- Dark, leafy greens: two servings per day. Includes kale, dark leafy green lettuce. A vegetable such as broccoli is good, but you need a larger serving to get the same benefits.
- Berries: five servings (half cup) a week. “It’s best to eat them raw,” Reynolds said. That includes blueberries, strawberries, blackberries, raspberries. They have antioxidants that help reduce inflammation.
- Dried beans: three servings per week. They contain Omega 3s, which “promote healthy brain function.”
- Whole grains: three servings per day. Includes brown rice, whole grain breads, oats and whole grain cereals.
- Poultry: two to three times a week. Grilled chicken, turkey, etc.
- Salmon: one serving per week. High in Omega 3s, which work to “decrease protein clumps that might be happening in the brain.”
- Olive oil: 2 tablespoons a day. Extra virgin olive oil is less processed and has the most health benefits. While it doesn’t have a low smoke point, which makes it not as good to cook with, it can be used in salad dressings for those dark, leafy green and berry salads.
- Nuts: five times a week “is encouraged.” Any type of tree nuts, such as walnuts and pecans, are good. Peanuts, which grow in the ground, have fewer nutritional benefits, but when unprocessed are still OK. Oils in the nuts are high in Omega 3s and antioxidants.
Shopping and other tips
Reynolds shared several tips to help you feed your “mind diet.”
At the grocery store
- “Keep your cart on the outside lanes of the grocery store,” she said. “That’s where you’ll find the fresh produce, fresh meat, even some of the frozen items on ends.

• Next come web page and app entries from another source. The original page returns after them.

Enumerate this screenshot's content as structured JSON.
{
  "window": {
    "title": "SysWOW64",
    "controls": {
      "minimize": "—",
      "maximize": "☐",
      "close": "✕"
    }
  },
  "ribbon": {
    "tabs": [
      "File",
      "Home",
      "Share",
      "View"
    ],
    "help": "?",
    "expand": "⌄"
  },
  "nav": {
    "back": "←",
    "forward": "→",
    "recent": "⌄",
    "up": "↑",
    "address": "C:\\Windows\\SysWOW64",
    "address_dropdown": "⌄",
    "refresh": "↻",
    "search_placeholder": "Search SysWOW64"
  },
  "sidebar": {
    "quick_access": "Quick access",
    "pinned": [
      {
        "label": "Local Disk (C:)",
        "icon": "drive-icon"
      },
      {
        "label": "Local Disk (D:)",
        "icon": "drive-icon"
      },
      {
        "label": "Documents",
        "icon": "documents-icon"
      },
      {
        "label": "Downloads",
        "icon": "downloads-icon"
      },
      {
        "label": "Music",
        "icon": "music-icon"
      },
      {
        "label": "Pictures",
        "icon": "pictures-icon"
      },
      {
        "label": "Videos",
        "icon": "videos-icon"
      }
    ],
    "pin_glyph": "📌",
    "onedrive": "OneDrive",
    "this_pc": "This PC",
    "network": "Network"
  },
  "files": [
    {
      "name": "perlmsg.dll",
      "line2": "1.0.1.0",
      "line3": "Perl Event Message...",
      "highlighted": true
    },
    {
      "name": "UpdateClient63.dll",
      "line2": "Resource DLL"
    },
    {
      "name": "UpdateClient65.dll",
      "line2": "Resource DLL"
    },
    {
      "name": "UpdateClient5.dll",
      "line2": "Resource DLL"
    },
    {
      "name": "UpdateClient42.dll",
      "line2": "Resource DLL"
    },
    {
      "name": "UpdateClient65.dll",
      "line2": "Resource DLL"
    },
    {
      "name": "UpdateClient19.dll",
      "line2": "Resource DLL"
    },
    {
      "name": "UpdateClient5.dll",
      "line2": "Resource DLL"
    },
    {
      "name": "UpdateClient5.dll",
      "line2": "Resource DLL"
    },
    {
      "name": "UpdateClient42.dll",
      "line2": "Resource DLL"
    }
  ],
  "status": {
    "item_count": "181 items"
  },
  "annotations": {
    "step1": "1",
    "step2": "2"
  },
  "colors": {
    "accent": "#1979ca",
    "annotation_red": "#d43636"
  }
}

Inside aisles have the less healthy items, like boxed and canned goods that can contain high levels of sugar and sodium.”
- Read the packages before purchasing to check for the nutritional benefits.
- You’ll get the most benefits out of whole food items. If they are canned, or otherwise altered, you’ll lose nutritional benefits such as fiber, beta carotene, etc.
- Frozen fruits and vegetables are good alternatives to raw, as they are frozen at their peak and can keep longer than fresh produce.
- Talk to a physician about adding certain foods to your diet if you are concerned it will react poorly with a prescribed medication.
- Try to avoid red meat, bacon, and other items high in sodium or fat.
- Smoothies can limit nutritional value, but “if someone has a cognitive issue, transform the food however you can to get these items into their diet.”
While concentrating on diet can be helpful, and in early stages, can help back up damage to memory in later stages, Reynolds said.
Healthwise, “you can’t lose with following something like this,” she said.